--- START ---

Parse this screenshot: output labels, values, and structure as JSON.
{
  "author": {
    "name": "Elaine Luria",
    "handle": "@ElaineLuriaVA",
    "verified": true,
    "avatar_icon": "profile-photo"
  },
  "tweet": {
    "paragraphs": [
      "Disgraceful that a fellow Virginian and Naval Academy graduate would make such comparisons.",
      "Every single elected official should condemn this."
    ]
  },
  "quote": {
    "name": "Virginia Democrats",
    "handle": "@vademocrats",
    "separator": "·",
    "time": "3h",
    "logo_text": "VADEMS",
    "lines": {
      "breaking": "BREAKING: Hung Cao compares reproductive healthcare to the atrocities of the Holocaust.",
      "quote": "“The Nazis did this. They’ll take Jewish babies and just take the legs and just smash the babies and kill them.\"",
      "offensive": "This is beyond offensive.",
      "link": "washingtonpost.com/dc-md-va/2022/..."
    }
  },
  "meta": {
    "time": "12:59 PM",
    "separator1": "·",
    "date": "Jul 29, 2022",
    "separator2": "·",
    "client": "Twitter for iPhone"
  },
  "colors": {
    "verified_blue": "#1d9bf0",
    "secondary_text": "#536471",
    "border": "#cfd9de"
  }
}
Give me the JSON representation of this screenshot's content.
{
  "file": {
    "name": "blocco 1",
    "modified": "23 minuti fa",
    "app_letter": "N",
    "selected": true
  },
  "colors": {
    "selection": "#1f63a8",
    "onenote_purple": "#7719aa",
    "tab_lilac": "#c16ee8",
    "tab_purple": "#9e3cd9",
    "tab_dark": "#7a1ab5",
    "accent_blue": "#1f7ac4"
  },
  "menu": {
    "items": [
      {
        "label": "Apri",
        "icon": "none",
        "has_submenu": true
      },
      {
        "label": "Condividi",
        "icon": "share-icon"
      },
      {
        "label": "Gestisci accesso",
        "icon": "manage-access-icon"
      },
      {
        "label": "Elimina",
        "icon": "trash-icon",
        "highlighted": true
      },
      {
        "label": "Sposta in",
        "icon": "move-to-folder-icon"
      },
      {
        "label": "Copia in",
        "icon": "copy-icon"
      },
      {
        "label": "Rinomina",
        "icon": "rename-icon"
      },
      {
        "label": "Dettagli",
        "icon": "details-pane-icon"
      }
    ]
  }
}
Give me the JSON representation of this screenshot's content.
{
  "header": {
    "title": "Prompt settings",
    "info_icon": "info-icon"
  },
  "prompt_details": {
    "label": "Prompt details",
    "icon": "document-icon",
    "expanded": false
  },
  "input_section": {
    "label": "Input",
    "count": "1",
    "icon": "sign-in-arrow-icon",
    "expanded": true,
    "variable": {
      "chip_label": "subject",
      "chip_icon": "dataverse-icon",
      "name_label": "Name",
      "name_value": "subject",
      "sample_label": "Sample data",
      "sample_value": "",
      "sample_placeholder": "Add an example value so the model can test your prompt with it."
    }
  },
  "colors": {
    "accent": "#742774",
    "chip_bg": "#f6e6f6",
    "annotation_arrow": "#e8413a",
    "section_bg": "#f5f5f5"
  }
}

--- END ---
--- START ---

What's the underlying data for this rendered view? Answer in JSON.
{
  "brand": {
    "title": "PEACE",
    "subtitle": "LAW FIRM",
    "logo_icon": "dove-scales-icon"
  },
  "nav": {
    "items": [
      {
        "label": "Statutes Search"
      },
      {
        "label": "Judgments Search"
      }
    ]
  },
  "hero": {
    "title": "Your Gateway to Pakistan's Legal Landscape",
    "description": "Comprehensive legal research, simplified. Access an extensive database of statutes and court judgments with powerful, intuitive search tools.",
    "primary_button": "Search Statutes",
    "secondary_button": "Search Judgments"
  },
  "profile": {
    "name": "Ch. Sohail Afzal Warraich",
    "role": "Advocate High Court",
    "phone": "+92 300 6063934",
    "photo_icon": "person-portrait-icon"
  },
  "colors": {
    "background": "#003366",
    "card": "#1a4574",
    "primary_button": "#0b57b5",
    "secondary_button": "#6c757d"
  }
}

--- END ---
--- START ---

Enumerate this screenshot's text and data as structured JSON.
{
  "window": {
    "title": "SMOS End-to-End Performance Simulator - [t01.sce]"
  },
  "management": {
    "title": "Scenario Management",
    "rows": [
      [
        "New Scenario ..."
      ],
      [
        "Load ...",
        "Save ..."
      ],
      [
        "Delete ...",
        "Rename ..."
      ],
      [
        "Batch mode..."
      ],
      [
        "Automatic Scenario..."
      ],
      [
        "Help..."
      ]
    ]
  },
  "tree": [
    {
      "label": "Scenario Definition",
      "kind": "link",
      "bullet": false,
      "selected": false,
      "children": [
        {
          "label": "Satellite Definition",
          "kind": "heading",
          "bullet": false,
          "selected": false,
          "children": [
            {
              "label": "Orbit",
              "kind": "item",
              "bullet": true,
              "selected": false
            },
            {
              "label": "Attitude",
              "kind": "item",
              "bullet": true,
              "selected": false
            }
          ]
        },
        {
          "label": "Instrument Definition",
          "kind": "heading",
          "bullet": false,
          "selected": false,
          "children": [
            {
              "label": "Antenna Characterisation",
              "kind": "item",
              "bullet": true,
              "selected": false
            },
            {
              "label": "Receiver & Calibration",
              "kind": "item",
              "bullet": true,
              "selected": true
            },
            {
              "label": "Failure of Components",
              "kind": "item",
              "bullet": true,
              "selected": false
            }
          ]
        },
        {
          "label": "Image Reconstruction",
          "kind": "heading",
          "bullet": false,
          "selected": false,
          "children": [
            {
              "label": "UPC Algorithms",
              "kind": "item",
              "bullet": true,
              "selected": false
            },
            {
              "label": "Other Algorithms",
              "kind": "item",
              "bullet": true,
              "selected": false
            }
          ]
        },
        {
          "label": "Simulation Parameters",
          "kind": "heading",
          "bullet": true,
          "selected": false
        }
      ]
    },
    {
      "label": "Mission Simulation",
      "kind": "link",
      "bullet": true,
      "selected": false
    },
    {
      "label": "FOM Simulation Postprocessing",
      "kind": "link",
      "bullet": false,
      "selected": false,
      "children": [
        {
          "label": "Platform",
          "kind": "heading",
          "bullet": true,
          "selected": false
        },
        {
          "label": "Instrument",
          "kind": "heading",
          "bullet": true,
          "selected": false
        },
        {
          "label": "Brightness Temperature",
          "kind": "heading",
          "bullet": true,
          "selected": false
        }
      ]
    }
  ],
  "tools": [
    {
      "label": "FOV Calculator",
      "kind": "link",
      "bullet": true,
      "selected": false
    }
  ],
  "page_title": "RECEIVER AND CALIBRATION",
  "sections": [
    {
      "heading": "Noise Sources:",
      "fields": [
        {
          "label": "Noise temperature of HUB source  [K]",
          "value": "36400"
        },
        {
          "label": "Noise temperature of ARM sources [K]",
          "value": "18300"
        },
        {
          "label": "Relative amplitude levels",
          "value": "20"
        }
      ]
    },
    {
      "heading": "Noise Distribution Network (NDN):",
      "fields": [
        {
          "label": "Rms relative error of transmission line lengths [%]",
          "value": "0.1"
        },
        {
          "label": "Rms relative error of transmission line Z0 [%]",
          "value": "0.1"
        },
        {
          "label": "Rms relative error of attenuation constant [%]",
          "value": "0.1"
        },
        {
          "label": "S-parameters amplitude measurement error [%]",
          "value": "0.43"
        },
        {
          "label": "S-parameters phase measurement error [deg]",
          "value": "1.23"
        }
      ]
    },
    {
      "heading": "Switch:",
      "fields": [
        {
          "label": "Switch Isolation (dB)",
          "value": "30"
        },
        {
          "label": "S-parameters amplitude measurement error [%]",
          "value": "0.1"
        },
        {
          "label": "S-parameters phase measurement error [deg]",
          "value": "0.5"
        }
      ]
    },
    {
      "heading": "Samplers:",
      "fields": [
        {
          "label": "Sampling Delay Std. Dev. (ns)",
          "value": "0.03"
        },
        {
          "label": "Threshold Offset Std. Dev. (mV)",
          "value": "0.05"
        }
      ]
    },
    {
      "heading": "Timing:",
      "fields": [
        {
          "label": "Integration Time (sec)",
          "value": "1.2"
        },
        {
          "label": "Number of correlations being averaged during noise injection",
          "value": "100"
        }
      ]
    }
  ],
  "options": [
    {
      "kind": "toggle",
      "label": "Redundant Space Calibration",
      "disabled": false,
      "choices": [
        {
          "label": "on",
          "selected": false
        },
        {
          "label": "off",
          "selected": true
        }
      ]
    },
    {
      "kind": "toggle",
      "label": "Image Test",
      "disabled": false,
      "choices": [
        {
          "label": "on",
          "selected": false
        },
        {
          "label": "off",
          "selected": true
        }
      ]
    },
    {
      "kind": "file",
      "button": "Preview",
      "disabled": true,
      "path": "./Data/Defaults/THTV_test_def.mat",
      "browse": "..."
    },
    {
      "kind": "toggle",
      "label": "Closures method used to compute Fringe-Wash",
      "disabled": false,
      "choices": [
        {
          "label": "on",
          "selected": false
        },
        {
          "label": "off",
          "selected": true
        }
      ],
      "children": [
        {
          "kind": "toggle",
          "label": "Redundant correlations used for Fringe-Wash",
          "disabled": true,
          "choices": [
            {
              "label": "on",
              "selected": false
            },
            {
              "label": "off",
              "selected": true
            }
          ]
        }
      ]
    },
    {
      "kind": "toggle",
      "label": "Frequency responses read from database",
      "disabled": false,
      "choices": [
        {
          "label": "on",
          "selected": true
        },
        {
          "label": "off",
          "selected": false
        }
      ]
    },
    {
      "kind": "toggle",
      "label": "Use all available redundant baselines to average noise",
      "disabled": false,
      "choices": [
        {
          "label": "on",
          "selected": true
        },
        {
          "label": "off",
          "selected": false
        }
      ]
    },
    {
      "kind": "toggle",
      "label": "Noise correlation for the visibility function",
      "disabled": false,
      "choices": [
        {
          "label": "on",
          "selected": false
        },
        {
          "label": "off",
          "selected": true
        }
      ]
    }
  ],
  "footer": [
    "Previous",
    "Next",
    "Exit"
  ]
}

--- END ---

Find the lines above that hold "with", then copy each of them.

      "sample_placeholder": "Add an example value so the model can test your prompt with it."
    "description": "Comprehensive legal research, simplified. Access an extensive database of statutes and court judgments with powerful, intuitive search tools.",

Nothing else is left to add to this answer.